I don’t know about you, but there has been plenty going on of late that I’d much prefer were otherwise. This includes struggles on the global, national, and personal front; they take turns, it seems, in weighing most heavily on my heart. I notice how the extended darkness, and cold, and pervasive, and, at times, forced gaiety of the season can seem to amplify the weight of the challenges we face individually and collectively.
Part of my family’s tradition is the celebration of Christmas. We put up lights–lots of them–outdoors, indoors, on trees, wreaths, stars, mantle. They are a large part of the delight of the season for me, bringing as they do, such cheeriness, warmth, and illumination. Lately, my practice has been to sit in the wee hours of the morning, with the glow of lights in front of me. The deep darkness outside becomes a cloak that I draw around me for support and comfort. In the stillness, I settle, opening to the pangs of grief for the pain in our world that manifest as tension in my chest, a tugging heaviness that pulls just above the solar plexus. I follow the breath in and out. Filling, emptying. I hear the words: “This is what ‘whole’ and ‘complete’ looks like right now.”
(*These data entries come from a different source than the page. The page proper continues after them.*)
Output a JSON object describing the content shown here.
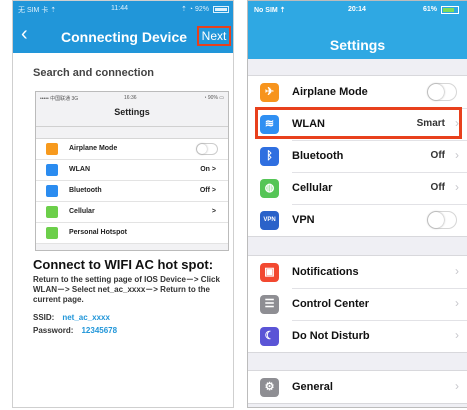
{
  "left": {
    "status": {
      "carrier": "无 SIM 卡 ⇡",
      "time": "11:44",
      "right": "⇡ ◔ 92%"
    },
    "header": {
      "back_icon": "chevron-left-icon",
      "title": "Connecting Device",
      "next_label": "Next"
    },
    "section_title": "Search and connection",
    "embedded": {
      "status": {
        "left": "••••• 中国联通 3G",
        "time": "16:36",
        "right": "◔ 90% ▭"
      },
      "title": "Settings",
      "rows": [
        {
          "label": "Airplane Mode",
          "value": "",
          "toggle": true,
          "color": "#f79a1e"
        },
        {
          "label": "WLAN",
          "value": "On >",
          "toggle": false,
          "color": "#2b8cf0"
        },
        {
          "label": "Bluetooth",
          "value": "Off >",
          "toggle": false,
          "color": "#2b8cf0"
        },
        {
          "label": "Cellular",
          "value": ">",
          "toggle": false,
          "color": "#6ccf4a"
        },
        {
          "label": "Personal Hotspot",
          "value": "",
          "toggle": false,
          "color": "#6ccf4a"
        }
      ]
    },
    "heading": "Connect to WIFI AC hot spot:",
    "description": "Return to the setting page of IOS Device－> Click WLAN－> Select net_ac_xxxx－> Return to the current page.",
    "ssid_label": "SSID:",
    "ssid_value": "net_ac_xxxx",
    "password_label": "Password:",
    "password_value": "12345678"
  },
  "right": {
    "status": {
      "carrier": "No SIM ⇡",
      "time": "20:14",
      "battery": "61%"
    },
    "title": "Settings",
    "groups": [
      [
        {
          "label": "Airplane Mode",
          "value": "",
          "toggle": true,
          "icon": "airplane-icon",
          "glyph": "✈",
          "color": "#f7941d"
        },
        {
          "label": "WLAN",
          "value": "Smart",
          "toggle": false,
          "icon": "wifi-icon",
          "glyph": "≋",
          "color": "#2f8ff2"
        },
        {
          "label": "Bluetooth",
          "value": "Off",
          "toggle": false,
          "icon": "bluetooth-icon",
          "glyph": "ᛒ",
          "color": "#2f6fe0"
        },
        {
          "label": "Cellular",
          "value": "Off",
          "toggle": false,
          "icon": "cellular-icon",
          "glyph": "◍",
          "color": "#55c556"
        },
        {
          "label": "VPN",
          "value": "",
          "toggle": true,
          "icon": "vpn-icon",
          "glyph": "VPN",
          "color": "#2a62c9"
        }
      ],
      [
        {
          "label": "Notifications",
          "value": "",
          "toggle": false,
          "icon": "notifications-icon",
          "glyph": "▣",
          "color": "#f24830"
        },
        {
          "label": "Control Center",
          "value": "",
          "toggle": false,
          "icon": "control-center-icon",
          "glyph": "☰",
          "color": "#8e8e93"
        },
        {
          "label": "Do Not Disturb",
          "value": "",
          "toggle": false,
          "icon": "moon-icon",
          "glyph": "☾",
          "color": "#5a54d6"
        }
      ],
      [
        {
          "label": "General",
          "value": "",
          "toggle": false,
          "icon": "gear-icon",
          "glyph": "⚙",
          "color": "#8e8e93"
        }
      ]
    ]
  }
}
It was Melissa Blacker (www.melissablacker.com), former co-Director of Professional Training at the UMASS Center for Mindfulness, Zen priest, and long-time mentor and guide, who said this to me several years ago while I was in the midst of intense distress and a flare-up of what had not yet been diagnosed as chronic Lyme disease. It landed as a powerful instruction, reminding me of what is so easy to forget when in pain, grief, despair: I am already larger than the distress I am experiencing. I am larger than any emotion, thought, illness or loss that is arising. From this largeness, wholeness, it might be possible to hold what’s here, and not feel diminished by it. It might just be possible to enter, again, into full engagement with the world, with all its’ sorrows and joys, and do what we can to alleviate suffering, injustice, hatred and confusion, out of kindness and with love.
As we head into the holidays marking the close of one year, and the brand new start of another, my wish for you is to come back, again and again, to the felt sense of your own vast heart. Stillness and silence are reliable doorways in. So are singing, laughter, walks in nature, the sight of snow. Re-entering this spaciousness, may you know, again, who you already are: radiantly whole, and utterly complete, whatever that might look like right now.